Kings County residents will have a chance to sit beneath a heart nut tree on the blossoming grounds of Prescott House and be whisked away by local literature of love presented in the style of bygone days.
Prescott House on Starr’s Point Road, just outside of Port Williams, will be the scenic backdrop for an upcoming fundraiser for the Kings Historical Society called Love in Bloom.
Kings County Museum office manager Kate MacInnes Adams, one of the event organizers, said Prescott House and the grounds are a good fit for this year’s summer fundraiser. She hopes the event will leave people wanting more in regard to learning about Kings County’s rich history.
“We want to excite people and bring people in to explore this amazing history we have here,” MacInnes Adams said.
First World War stories
Among the love stories being brought to life through dramatic readings and a performance by actors from Kentville’s CentreStage Theatre is the story of Pt. George Price. He was the last commonwealth soldier to lose his life in the First World War. Those in attendance will hear the story of how Price’s love for his fiancée at home defied death, cradled in the petals of a handmade flower.
This is quite timely, considering the 100th anniversary of the outbreak of the First World War and the Never to Return exhibit at Prescott House. Running from July to September, the exhibit features war stories of Price and Lt. Joseph Prescott, brother to Mary Prescott, who also was killed in the Great War.
Other tales of love
The CentreStage actors will perform a fictional account of a reverend that relies on the local stagecoach to provide suitors for his daughters.
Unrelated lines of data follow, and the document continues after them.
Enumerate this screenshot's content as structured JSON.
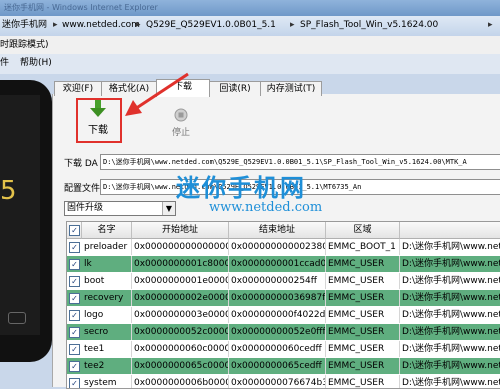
{
  "window": {
    "title": "迷你手机网 - Windows Internet Explorer",
    "breadcrumbs": [
      "迷你手机网",
      "www.netded.com",
      "Q529E_Q529EV1.0.0B01_5.1",
      "SP_Flash_Tool_Win_v5.1624.00"
    ]
  },
  "menubar": {
    "left_fragment": "时跟踪模式)",
    "file": "件",
    "help": "帮助(H)"
  },
  "tabs": [
    "欢迎(F)",
    "格式化(A)",
    "下载",
    "回读(R)",
    "内存测试(T)"
  ],
  "toolbar": {
    "download_label": "下载",
    "stop_label": "停止"
  },
  "download_agent": {
    "label": "下载 DA",
    "path": "D:\\迷你手机网\\www.netded.com\\Q529E_Q529EV1.0.0B01_5.1\\SP_Flash_Tool_Win_v5.1624.00\\MTK_A"
  },
  "scatter": {
    "label": "配置文件",
    "path": "D:\\迷你手机网\\www.netded.com\\Q529E_Q529EV1.0.0B01_5.1\\MT6735_An"
  },
  "mode_select": {
    "value": "固件升级"
  },
  "watermark": {
    "main": "迷你手机网",
    "url": "www.netded.com"
  },
  "phone": {
    "screen_text": "5"
  },
  "table": {
    "columns": [
      "名字",
      "开始地址",
      "结束地址",
      "区域",
      "位置"
    ],
    "rows": [
      {
        "name": "preloader",
        "start": "0x0000000000000000",
        "end": "0x0000000000023803",
        "region": "EMMC_BOOT_1",
        "location": "D:\\迷你手机网\\www.net",
        "highlight": false
      },
      {
        "name": "lk",
        "start": "0x0000000001c80000",
        "end": "0x0000000001ccad0b",
        "region": "EMMC_USER",
        "location": "D:\\迷你手机网\\www.net",
        "highlight": true
      },
      {
        "name": "boot",
        "start": "0x0000000001e00000",
        "end": "0x000000000254ff",
        "region": "EMMC_USER",
        "location": "D:\\迷你手机网\\www.net",
        "highlight": false
      },
      {
        "name": "recovery",
        "start": "0x0000000002e00000",
        "end": "0x00000000036987ff",
        "region": "EMMC_USER",
        "location": "D:\\迷你手机网\\www.net",
        "highlight": true
      },
      {
        "name": "logo",
        "start": "0x0000000003e00000",
        "end": "0x000000000f4022d",
        "region": "EMMC_USER",
        "location": "D:\\迷你手机网\\www.net",
        "highlight": false
      },
      {
        "name": "secro",
        "start": "0x0000000052c0000",
        "end": "0x00000000052e0fff",
        "region": "EMMC_USER",
        "location": "D:\\迷你手机网\\www.net",
        "highlight": true
      },
      {
        "name": "tee1",
        "start": "0x0000000060c0000",
        "end": "0x0000000060cedff",
        "region": "EMMC_USER",
        "location": "D:\\迷你手机网\\www.net",
        "highlight": false
      },
      {
        "name": "tee2",
        "start": "0x0000000065c0000",
        "end": "0x0000000065cedff",
        "region": "EMMC_USER",
        "location": "D:\\迷你手机网\\www.net",
        "highlight": true
      },
      {
        "name": "system",
        "start": "0x0000000006b00000",
        "end": "0x0000000076674b3",
        "region": "EMMC_USER",
        "location": "D:\\迷你手机网\\www.net",
        "highlight": false
      }
    ]
  },
  "colors": {
    "highlight_row": "#5fae7f",
    "arrow": "#e0312c",
    "watermark": "#1e8fd8"
  }
}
This is inspired by the historical comedy Three to Get Married by Kay Hill, performed recently by CentreStage. The story is set near Aylesford in the 1830s.
Event organizer Beth Irvine, a CentreStage board member and Three to Get Married director, said she is most looking forward to seeing the actors perform in a different manner and venue than they usually would. It will be “a new experience for them,” she added.
The story of Ebenezer Bishop will also be shared. He risked life and limb to cross the Minas Basin on the ice cakes in winter to propose to his one true love. There will be an accounting of the wedding of the daughter of Charles Ramage Prescott, shared in the words of her cousin, who attended the nuptials in 1842. Excerpts from Longfellow’s Evangeline will also be read.
Trip back in time
Summer students from the Kings County Museum dressed in period attire will be among the performers and servers. The love stories span about a century and those attending are encouraged to dress in fancy attire from the Victorian to Edwardian periods. The person judged to have the best costume will receive an original drawing by artist Susan Cargill.
MacInnes Adams said she is most looking forward to seeing how guests will dress for the event. She said they will be presenting love stories but “we’re also creating a stage for people.”
There will be live musical performances by Ariana and Andy, who will be playing a repertoire of French fiddle tunes. Refreshments will also be served.
The fundraiser takes place on Aug. 17 from 2 to 3:30 p.m., rain or shine. Tickets cost $12 and are available at the Kings County Museum in Kentville or at Prescott House on the day of the event. The ticket price includes admission to the Prescott House Museum. For more information or to purchase tickets over the phone, call 678-6237.
About Price’s handmade flower
As a young man, George Price left his home in Port Williams to work in Saskatchewan. He was conscripted on Oct. 15, 1917 in Moose Jaw with the 210th Infantry Battalion, Canadian Expeditionary Force. He joined the 28th Battalion at the battlefront on Feb. 6, 1918.
He was shot by a German sniper in the town of Ville-sur-Haine on Nov. 11, 1918 at 10:50 a.m. He died eight minutes later, the last commonwealth soldier to be killed in the First World War.
As Price lay dying, he removed a crocheted flower given to him by his fiancée in Saskatchewan that was hidden under his tunic. He gave the flower to a local girl who had witnessed him being shot and rushed to his assistance.
The woman kept the flower for more than 70 years. Her daughter returned it to Price’s nephew, George Barkhouse of Kingsport, during his visit to Belgium in 1991. The presentation was made at the inauguration of the canal footbridge in Ville-sur-Haine, the George Price Bridge.
The flower is on loan to Prescott House Museum as part of the ‘Never to Return’ First World War exhibit.